2008 Alberta Provincial Election Conflict-of-Interest Legislation Ed Stelmach

change that works for tory insiders.

Hours before the election was called on Monday, Tory leader Ed Stelmach and his cabinet amended the newly adopted conflict of interest rules so that they wouldn’t apply to Tory Ministers or MLAs who are retiring or are defeated in the March 3 election.

…the Tory cabinet approved an order-in-council to have the Conflicts of Interest Amendment Act take effect on April 1, nearly a month after the March 3 vote. A government worker had earlier told The Journal the rules would be in place before the campaign began.

It means retiring finance ministers Lyle Oberg and Greg Melchin don’t have to wait 12 months before they can start lobbying their former government on behalf of auto insurers or oilsands companies — only the six months for ex-ministers under the old law.

And the premier’s chief of staff, his deputies and all ministers’ senior aides have no restrictions on their dealings if they hit the exits following the election, which they traditionally do in droves.

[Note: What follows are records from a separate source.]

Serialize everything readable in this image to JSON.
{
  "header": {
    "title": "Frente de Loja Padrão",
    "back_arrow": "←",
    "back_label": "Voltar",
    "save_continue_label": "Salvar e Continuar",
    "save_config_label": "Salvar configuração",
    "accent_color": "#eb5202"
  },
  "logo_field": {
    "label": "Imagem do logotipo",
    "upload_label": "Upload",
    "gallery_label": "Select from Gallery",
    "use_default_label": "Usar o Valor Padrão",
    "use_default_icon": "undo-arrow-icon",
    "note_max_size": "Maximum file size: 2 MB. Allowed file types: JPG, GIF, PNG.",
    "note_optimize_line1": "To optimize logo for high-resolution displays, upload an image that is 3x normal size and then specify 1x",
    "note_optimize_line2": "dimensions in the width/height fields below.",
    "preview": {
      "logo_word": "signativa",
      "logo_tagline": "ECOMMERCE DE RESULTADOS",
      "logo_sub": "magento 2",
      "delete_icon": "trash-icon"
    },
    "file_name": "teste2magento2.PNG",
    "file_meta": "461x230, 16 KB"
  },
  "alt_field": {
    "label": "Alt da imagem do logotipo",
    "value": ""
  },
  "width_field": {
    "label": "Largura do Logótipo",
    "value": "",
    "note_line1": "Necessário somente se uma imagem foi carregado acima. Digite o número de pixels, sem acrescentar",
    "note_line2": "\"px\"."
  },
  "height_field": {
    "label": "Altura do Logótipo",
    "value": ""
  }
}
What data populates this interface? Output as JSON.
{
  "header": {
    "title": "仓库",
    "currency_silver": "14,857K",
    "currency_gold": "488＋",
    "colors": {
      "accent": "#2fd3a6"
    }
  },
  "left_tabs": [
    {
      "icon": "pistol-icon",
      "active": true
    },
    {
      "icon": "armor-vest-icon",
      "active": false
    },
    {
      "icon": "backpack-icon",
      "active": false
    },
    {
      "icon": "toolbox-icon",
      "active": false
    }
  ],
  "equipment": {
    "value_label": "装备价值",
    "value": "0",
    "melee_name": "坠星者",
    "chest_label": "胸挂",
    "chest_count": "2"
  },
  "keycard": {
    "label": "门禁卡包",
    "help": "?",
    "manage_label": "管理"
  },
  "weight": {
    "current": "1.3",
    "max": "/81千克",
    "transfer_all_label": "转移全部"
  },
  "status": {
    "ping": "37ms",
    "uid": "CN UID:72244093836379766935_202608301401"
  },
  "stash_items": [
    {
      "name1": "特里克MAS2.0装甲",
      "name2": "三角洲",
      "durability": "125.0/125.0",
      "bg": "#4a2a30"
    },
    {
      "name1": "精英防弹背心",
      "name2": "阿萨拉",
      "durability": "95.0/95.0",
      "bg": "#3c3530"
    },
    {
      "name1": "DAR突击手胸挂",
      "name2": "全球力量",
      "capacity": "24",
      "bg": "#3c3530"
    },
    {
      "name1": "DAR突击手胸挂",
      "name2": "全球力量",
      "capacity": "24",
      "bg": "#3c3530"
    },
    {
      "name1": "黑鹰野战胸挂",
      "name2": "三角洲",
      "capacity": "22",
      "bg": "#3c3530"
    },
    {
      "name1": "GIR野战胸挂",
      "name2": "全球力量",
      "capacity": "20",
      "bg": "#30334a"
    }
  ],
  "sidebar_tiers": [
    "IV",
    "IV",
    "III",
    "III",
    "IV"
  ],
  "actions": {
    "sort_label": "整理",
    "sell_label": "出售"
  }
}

Ed Stelmach introduced the new conflict of interest legislation last year as part of his then-commitment to Albertans be open and accountable (maybe he meant after he got re-elected). Here’s a list of retiring Tory Ministers and MLAs who are getting a pass on Alberta’s conflict-of-interest laws:

* Tony Abbott, Drayton Valley-Calmar
* Mike Cardinal, Athabasca-Redwater
* Harvey Cenaiko, Calgary Buffalo
* David Coutts, Livingstone-Macleod
* Victor Doerksen, Red Deer South
* Denis Ducharme, Bonnyville-Cold Lake

* Clint Dunford, Lethbridge West
* Gordon Graydon, Grande Prairie Wapiti

* Carol Haley, Airdrie-Chestermere
* Denis Herard, Calgary Egmont
* LeRoy Johnson, Wetaskiwin-Camrose
* Rob Lougheed, Strathcona
* Greg Melchin, Calgary North West
* Richard Magnus, Calgary North Hill
* Lyle Oberg, Strathmore-Brooks
* Hung Pham, Calgary Montrose
* Ivan Strang, West Yellowhead

Ten of these Tory MLAs are former Tory cabinet ministers (in bold) and two were in Ed Stelmach‘s cabinet when the amendment was made on Monday.

Here’s a question for Albertans to ask Ed Stelmach and local Tory candidates:

Why don’t Alberta’s conflict-of-interest rules apply to Tory insiders?